◆ What is required ◆
Every line of the listing below should be written out exactly, minus its pictures.

= = = = = = =

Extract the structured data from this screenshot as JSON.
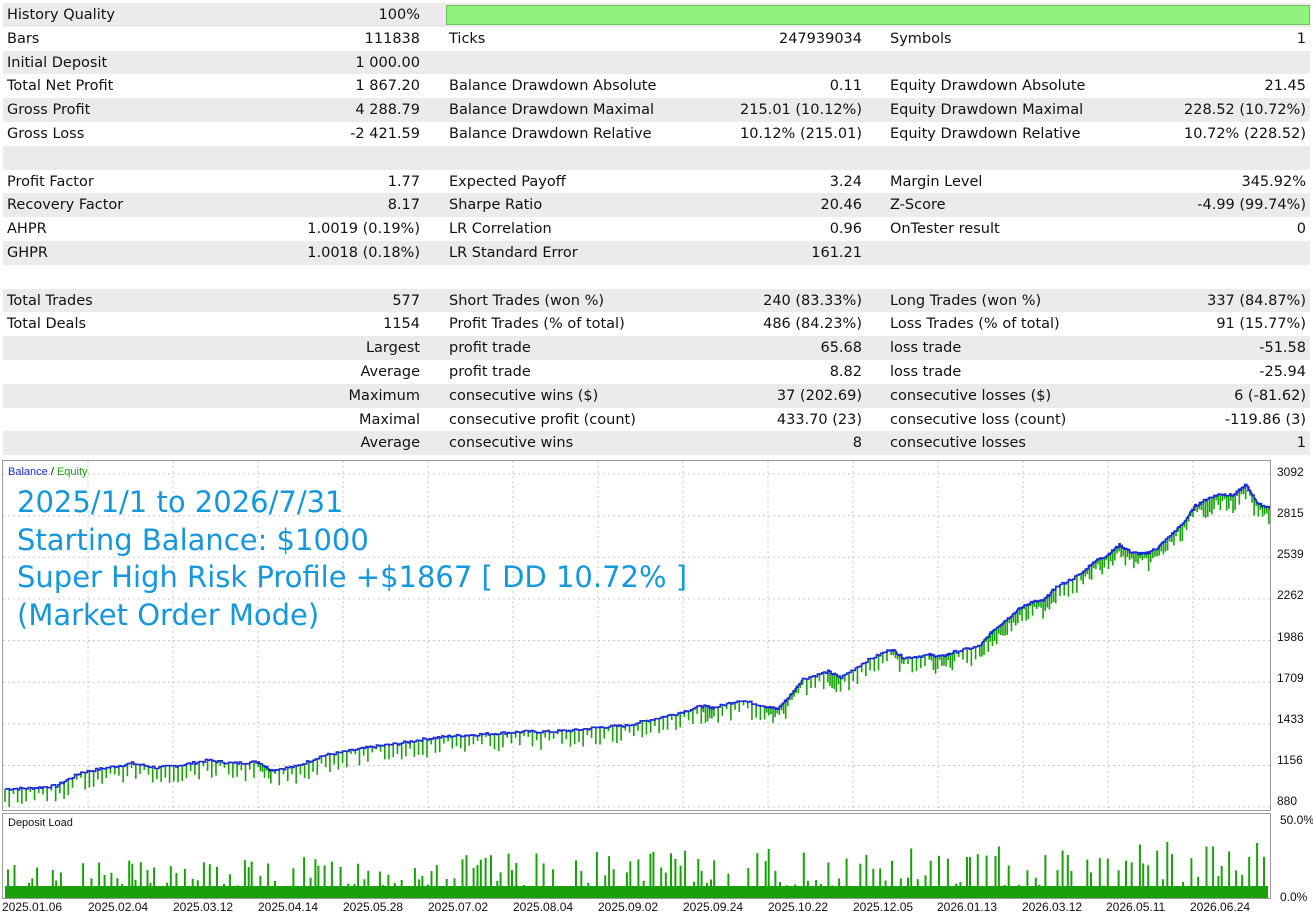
{
  "stats": {
    "rows": [
      {
        "c1": "History Quality",
        "v1": "100%",
        "c2": "",
        "v2": "",
        "c3": "",
        "v3": "",
        "bar": 1.0
      },
      {
        "c1": "Bars",
        "v1": "111838",
        "c2": "Ticks",
        "v2": "247939034",
        "c3": "Symbols",
        "v3": "1"
      },
      {
        "c1": "Initial Deposit",
        "v1": "1 000.00",
        "c2": "",
        "v2": "",
        "c3": "",
        "v3": ""
      },
      {
        "c1": "Total Net Profit",
        "v1": "1 867.20",
        "c2": "Balance Drawdown Absolute",
        "v2": "0.11",
        "c3": "Equity Drawdown Absolute",
        "v3": "21.45"
      },
      {
        "c1": "Gross Profit",
        "v1": "4 288.79",
        "c2": "Balance Drawdown Maximal",
        "v2": "215.01 (10.12%)",
        "c3": "Equity Drawdown Maximal",
        "v3": "228.52 (10.72%)"
      },
      {
        "c1": "Gross Loss",
        "v1": "-2 421.59",
        "c2": "Balance Drawdown Relative",
        "v2": "10.12% (215.01)",
        "c3": "Equity Drawdown Relative",
        "v3": "10.72% (228.52)"
      },
      {
        "c1": "",
        "v1": "",
        "c2": "",
        "v2": "",
        "c3": "",
        "v3": ""
      },
      {
        "c1": "Profit Factor",
        "v1": "1.77",
        "c2": "Expected Payoff",
        "v2": "3.24",
        "c3": "Margin Level",
        "v3": "345.92%"
      },
      {
        "c1": "Recovery Factor",
        "v1": "8.17",
        "c2": "Sharpe Ratio",
        "v2": "20.46",
        "c3": "Z-Score",
        "v3": "-4.99 (99.74%)"
      },
      {
        "c1": "AHPR",
        "v1": "1.0019 (0.19%)",
        "c2": "LR Correlation",
        "v2": "0.96",
        "c3": "OnTester result",
        "v3": "0"
      },
      {
        "c1": "GHPR",
        "v1": "1.0018 (0.18%)",
        "c2": "LR Standard Error",
        "v2": "161.21",
        "c3": "",
        "v3": ""
      },
      {
        "c1": "",
        "v1": "",
        "c2": "",
        "v2": "",
        "c3": "",
        "v3": ""
      },
      {
        "c1": "Total Trades",
        "v1": "577",
        "c2": "Short Trades (won %)",
        "v2": "240 (83.33%)",
        "c3": "Long Trades (won %)",
        "v3": "337 (84.87%)"
      },
      {
        "c1": "Total Deals",
        "v1": "1154",
        "c2": "Profit Trades (% of total)",
        "v2": "486 (84.23%)",
        "c3": "Loss Trades (% of total)",
        "v3": "91 (15.77%)"
      },
      {
        "c1": "",
        "v1": "Largest",
        "c2": "profit trade",
        "v2": "65.68",
        "c3": "loss trade",
        "v3": "-51.58"
      },
      {
        "c1": "",
        "v1": "Average",
        "c2": "profit trade",
        "v2": "8.82",
        "c3": "loss trade",
        "v3": "-25.94"
      },
      {
        "c1": "",
        "v1": "Maximum",
        "c2": "consecutive wins ($)",
        "v2": "37 (202.69)",
        "c3": "consecutive losses ($)",
        "v3": "6 (-81.62)"
      },
      {
        "c1": "",
        "v1": "Maximal",
        "c2": "consecutive profit (count)",
        "v2": "433.70 (23)",
        "c3": "consecutive loss (count)",
        "v3": "-119.86 (3)"
      },
      {
        "c1": "",
        "v1": "Average",
        "c2": "consecutive wins",
        "v2": "8",
        "c3": "consecutive losses",
        "v3": "1"
      }
    ]
  },
  "chart_data": {
    "type": "line",
    "legend": {
      "balance": "Balance",
      "separator": "/",
      "equity": "Equity"
    },
    "overlay_text": [
      "2025/1/1 to 2026/7/31",
      "Starting Balance: $1000",
      "Super High Risk Profile +$1867 [ DD 10.72% ]",
      "(Market Order Mode)"
    ],
    "y_ticks": [
      "3092",
      "2815",
      "2539",
      "2262",
      "1986",
      "1709",
      "1433",
      "1156",
      "880"
    ],
    "ylim": [
      880,
      3092
    ],
    "x_ticks": [
      "2025.01.06",
      "2025.02.04",
      "2025.03.12",
      "2025.04.14",
      "2025.05.28",
      "2025.07.02",
      "2025.08.04",
      "2025.09.02",
      "2025.09.24",
      "2025.10.22",
      "2025.12.05",
      "2026.01.13",
      "2026.03.12",
      "2026.05.11",
      "2026.06.24"
    ],
    "series": [
      {
        "name": "Balance",
        "color": "#1a2bd6",
        "points": [
          [
            0,
            1000
          ],
          [
            0.02,
            1005
          ],
          [
            0.04,
            1020
          ],
          [
            0.06,
            1110
          ],
          [
            0.08,
            1140
          ],
          [
            0.1,
            1170
          ],
          [
            0.12,
            1140
          ],
          [
            0.14,
            1160
          ],
          [
            0.16,
            1190
          ],
          [
            0.18,
            1170
          ],
          [
            0.2,
            1180
          ],
          [
            0.21,
            1125
          ],
          [
            0.23,
            1150
          ],
          [
            0.25,
            1220
          ],
          [
            0.27,
            1250
          ],
          [
            0.29,
            1280
          ],
          [
            0.31,
            1300
          ],
          [
            0.33,
            1330
          ],
          [
            0.35,
            1350
          ],
          [
            0.37,
            1360
          ],
          [
            0.39,
            1370
          ],
          [
            0.41,
            1380
          ],
          [
            0.43,
            1380
          ],
          [
            0.45,
            1390
          ],
          [
            0.47,
            1410
          ],
          [
            0.49,
            1420
          ],
          [
            0.51,
            1460
          ],
          [
            0.53,
            1500
          ],
          [
            0.55,
            1550
          ],
          [
            0.56,
            1540
          ],
          [
            0.58,
            1590
          ],
          [
            0.6,
            1550
          ],
          [
            0.61,
            1530
          ],
          [
            0.62,
            1620
          ],
          [
            0.63,
            1730
          ],
          [
            0.65,
            1780
          ],
          [
            0.66,
            1740
          ],
          [
            0.68,
            1850
          ],
          [
            0.7,
            1930
          ],
          [
            0.71,
            1870
          ],
          [
            0.73,
            1890
          ],
          [
            0.74,
            1880
          ],
          [
            0.75,
            1910
          ],
          [
            0.77,
            1950
          ],
          [
            0.78,
            2050
          ],
          [
            0.79,
            2120
          ],
          [
            0.8,
            2190
          ],
          [
            0.81,
            2240
          ],
          [
            0.82,
            2250
          ],
          [
            0.83,
            2340
          ],
          [
            0.85,
            2430
          ],
          [
            0.86,
            2510
          ],
          [
            0.87,
            2550
          ],
          [
            0.88,
            2620
          ],
          [
            0.89,
            2570
          ],
          [
            0.9,
            2560
          ],
          [
            0.91,
            2600
          ],
          [
            0.92,
            2680
          ],
          [
            0.93,
            2760
          ],
          [
            0.94,
            2880
          ],
          [
            0.95,
            2930
          ],
          [
            0.96,
            2960
          ],
          [
            0.97,
            2950
          ],
          [
            0.98,
            3020
          ],
          [
            0.99,
            2890
          ],
          [
            1.0,
            2867
          ]
        ]
      },
      {
        "name": "Equity",
        "color": "#19a10a"
      }
    ]
  },
  "deposit_load": {
    "title": "Deposit Load",
    "top_label": "50.0%",
    "bottom_label": "0.0%",
    "color": "#19a10a"
  }
}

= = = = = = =

◆ Exercise result ◆
Extract the structured data from this screenshot as JSON.
{
  "stats": {
    "rows": [
      {
        "c1": "History Quality",
        "v1": "100%",
        "c2": "",
        "v2": "",
        "c3": "",
        "v3": "",
        "bar": 1.0
      },
      {
        "c1": "Bars",
        "v1": "111838",
        "c2": "Ticks",
        "v2": "247939034",
        "c3": "Symbols",
        "v3": "1"
      },
      {
        "c1": "Initial Deposit",
        "v1": "1 000.00",
        "c2": "",
        "v2": "",
        "c3": "",
        "v3": ""
      },
      {
        "c1": "Total Net Profit",
        "v1": "1 867.20",
        "c2": "Balance Drawdown Absolute",
        "v2": "0.11",
        "c3": "Equity Drawdown Absolute",
        "v3": "21.45"
      },
      {
        "c1": "Gross Profit",
        "v1": "4 288.79",
        "c2": "Balance Drawdown Maximal",
        "v2": "215.01 (10.12%)",
        "c3": "Equity Drawdown Maximal",
        "v3": "228.52 (10.72%)"
      },
      {
        "c1": "Gross Loss",
        "v1": "-2 421.59",
        "c2": "Balance Drawdown Relative",
        "v2": "10.12% (215.01)",
        "c3": "Equity Drawdown Relative",
        "v3": "10.72% (228.52)"
      },
      {
        "c1": "",
        "v1": "",
        "c2": "",
        "v2": "",
        "c3": "",
        "v3": ""
      },
      {
        "c1": "Profit Factor",
        "v1": "1.77",
        "c2": "Expected Payoff",
        "v2": "3.24",
        "c3": "Margin Level",
        "v3": "345.92%"
      },
      {
        "c1": "Recovery Factor",
        "v1": "8.17",
        "c2": "Sharpe Ratio",
        "v2": "20.46",
        "c3": "Z-Score",
        "v3": "-4.99 (99.74%)"
      },
      {
        "c1": "AHPR",
        "v1": "1.0019 (0.19%)",
        "c2": "LR Correlation",
        "v2": "0.96",
        "c3": "OnTester result",
        "v3": "0"
      },
      {
        "c1": "GHPR",
        "v1": "1.0018 (0.18%)",
        "c2": "LR Standard Error",
        "v2": "161.21",
        "c3": "",
        "v3": ""
      },
      {
        "c1": "",
        "v1": "",
        "c2": "",
        "v2": "",
        "c3": "",
        "v3": ""
      },
      {
        "c1": "Total Trades",
        "v1": "577",
        "c2": "Short Trades (won %)",
        "v2": "240 (83.33%)",
        "c3": "Long Trades (won %)",
        "v3": "337 (84.87%)"
      },
      {
        "c1": "Total Deals",
        "v1": "1154",
        "c2": "Profit Trades (% of total)",
        "v2": "486 (84.23%)",
        "c3": "Loss Trades (% of total)",
        "v3": "91 (15.77%)"
      },
      {
        "c1": "",
        "v1": "Largest",
        "c2": "profit trade",
        "v2": "65.68",
        "c3": "loss trade",
        "v3": "-51.58"
      },
      {
        "c1": "",
        "v1": "Average",
        "c2": "profit trade",
        "v2": "8.82",
        "c3": "loss trade",
        "v3": "-25.94"
      },
      {
        "c1": "",
        "v1": "Maximum",
        "c2": "consecutive wins ($)",
        "v2": "37 (202.69)",
        "c3": "consecutive losses ($)",
        "v3": "6 (-81.62)"
      },
      {
        "c1": "",
        "v1": "Maximal",
        "c2": "consecutive profit (count)",
        "v2": "433.70 (23)",
        "c3": "consecutive loss (count)",
        "v3": "-119.86 (3)"
      },
      {
        "c1": "",
        "v1": "Average",
        "c2": "consecutive wins",
        "v2": "8",
        "c3": "consecutive losses",
        "v3": "1"
      }
    ]
  },
  "chart_data": {
    "type": "line",
    "legend": {
      "balance": "Balance",
      "separator": "/",
      "equity": "Equity"
    },
    "overlay_text": [
      "2025/1/1 to 2026/7/31",
      "Starting Balance: $1000",
      "Super High Risk Profile +$1867 [ DD 10.72% ]",
      "(Market Order Mode)"
    ],
    "y_ticks": [
      "3092",
      "2815",
      "2539",
      "2262",
      "1986",
      "1709",
      "1433",
      "1156",
      "880"
    ],
    "ylim": [
      880,
      3092
    ],
    "x_ticks": [
      "2025.01.06",
      "2025.02.04",
      "2025.03.12",
      "2025.04.14",
      "2025.05.28",
      "2025.07.02",
      "2025.08.04",
      "2025.09.02",
      "2025.09.24",
      "2025.10.22",
      "2025.12.05",
      "2026.01.13",
      "2026.03.12",
      "2026.05.11",
      "2026.06.24"
    ],
    "series": [
      {
        "name": "Balance",
        "color": "#1a2bd6",
        "points": [
          [
            0,
            1000
          ],
          [
            0.02,
            1005
          ],
          [
            0.04,
            1020
          ],
          [
            0.06,
            1110
          ],
          [
            0.08,
            1140
          ],
          [
            0.1,
            1170
          ],
          [
            0.12,
            1140
          ],
          [
            0.14,
            1160
          ],
          [
            0.16,
            1190
          ],
          [
            0.18,
            1170
          ],
          [
            0.2,
            1180
          ],
          [
            0.21,
            1125
          ],
          [
            0.23,
            1150
          ],
          [
            0.25,
            1220
          ],
          [
            0.27,
            1250
          ],
          [
            0.29,
            1280
          ],
          [
            0.31,
            1300
          ],
          [
            0.33,
            1330
          ],
          [
            0.35,
            1350
          ],
          [
            0.37,
            1360
          ],
          [
            0.39,
            1370
          ],
          [
            0.41,
            1380
          ],
          [
            0.43,
            1380
          ],
          [
            0.45,
            1390
          ],
          [
            0.47,
            1410
          ],
          [
            0.49,
            1420
          ],
          [
            0.51,
            1460
          ],
          [
            0.53,
            1500
          ],
          [
            0.55,
            1550
          ],
          [
            0.56,
            1540
          ],
          [
            0.58,
            1590
          ],
          [
            0.6,
            1550
          ],
          [
            0.61,
            1530
          ],
          [
            0.62,
            1620
          ],
          [
            0.63,
            1730
          ],
          [
            0.65,
            1780
          ],
          [
            0.66,
            1740
          ],
          [
            0.68,
            1850
          ],
          [
            0.7,
            1930
          ],
          [
            0.71,
            1870
          ],
          [
            0.73,
            1890
          ],
          [
            0.74,
            1880
          ],
          [
            0.75,
            1910
          ],
          [
            0.77,
            1950
          ],
          [
            0.78,
            2050
          ],
          [
            0.79,
            2120
          ],
          [
            0.8,
            2190
          ],
          [
            0.81,
            2240
          ],
          [
            0.82,
            2250
          ],
          [
            0.83,
            2340
          ],
          [
            0.85,
            2430
          ],
          [
            0.86,
            2510
          ],
          [
            0.87,
            2550
          ],
          [
            0.88,
            2620
          ],
          [
            0.89,
            2570
          ],
          [
            0.9,
            2560
          ],
          [
            0.91,
            2600
          ],
          [
            0.92,
            2680
          ],
          [
            0.93,
            2760
          ],
          [
            0.94,
            2880
          ],
          [
            0.95,
            2930
          ],
          [
            0.96,
            2960
          ],
          [
            0.97,
            2950
          ],
          [
            0.98,
            3020
          ],
          [
            0.99,
            2890
          ],
          [
            1.0,
            2867
          ]
        ]
      },
      {
        "name": "Equity",
        "color": "#19a10a"
      }
    ]
  },
  "deposit_load": {
    "title": "Deposit Load",
    "top_label": "50.0%",
    "bottom_label": "0.0%",
    "color": "#19a10a"
  }
}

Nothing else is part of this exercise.